What draws a Green Man into the desert?
What draws a Green Man into the desert? Melodies, bones, and ghosts, I'd say. We go on these pilgrimages from time to time, searching for our heart's home, and often it's the border country of the American West that calls. Coyote? Well, yes she's here, but more often than not, it's that little man with the flute that lures us into a world that borders our own simply because the ghosts linger longer in arid land. Take the North Platte River -- on one side the Mormon trail, and on the other side the one used by other settlers, and everywhere a sense of the First Nations people of the plains. Their memories seem to linger, insisting on atonement, or at least recognition. And the melody? It comes on the wind, in the incredible lightning storms that light up the night sky. The bones of dwellings are here too -- or why would so many be fascinated by the Anasazi that peopled Mesa Verde so long ago. Here the ghosts linger because so many seem to have died violently; oral traditions say witchcraft, archeologists confirm that many died a brutal death amongst these kivas.
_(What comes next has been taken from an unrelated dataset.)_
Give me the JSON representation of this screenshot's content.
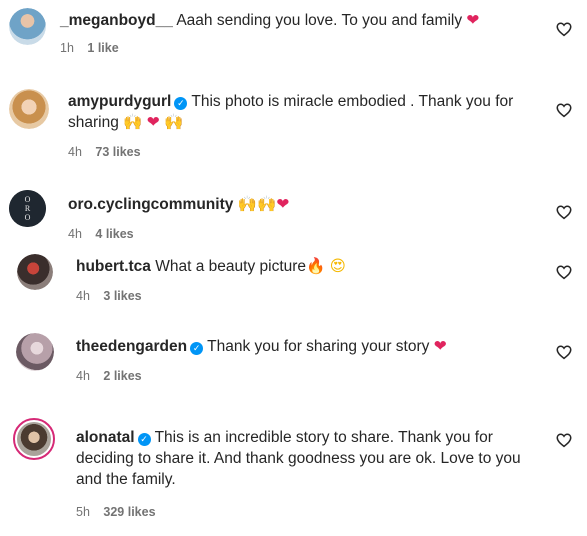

Have you stopped to see the horned skull of a cow bleached white and hard? Thank Georgia O'Keefe, for she was drawn here too, inspired by the starkness that seemed to have a spiritual component. Like it was to many of northern European ancestry, the vibrance created by mixing native, Anglo-German and Spanish cultures was irresistible. I'm not sure she's to blame for the New Age seekers of Sedona, but I do know she seduced me, just as the land itself seduced my people in earlier generations. Every day I wear a turquoise bracelet my grandmother picked up in the 1930s, and when I look at the cars and tents that were used to get to Arizona, I'm amazed. My grandfather's family made the journey to Oklahoma in a covered wagon. You can see the effect of the wide open spaces in their faces, peering out of old brown photographs. The land itself has seduced many and sundry.
Where would the Southwest be without those stolid Germans who brought their accordions with them? Or the guitars of the Spanish? Hollywood may have stereotyped the cowboys, but there's no denying that they were on to something, even if they ignored the incredible hardship faced by the men who drove cattle in the 19th century. Charles de Lint, in Forests of the Heart, wove a story around the Southwest, this place that has become the adopted hearts home for so many. Was he drawn by the music or the scenery? Hard to say. His animal people have been here for a long time, as fans of Somewhere to be Flying know; perhaps they, like me, still wonder how long the Magpie Margaret and whiskey drinking Coyote danced together in the dark. It's a place to dance, to write lonely songs, to appreciate vast, painted vistas, and to indulge in vibrant colours, and stark adobe buildings.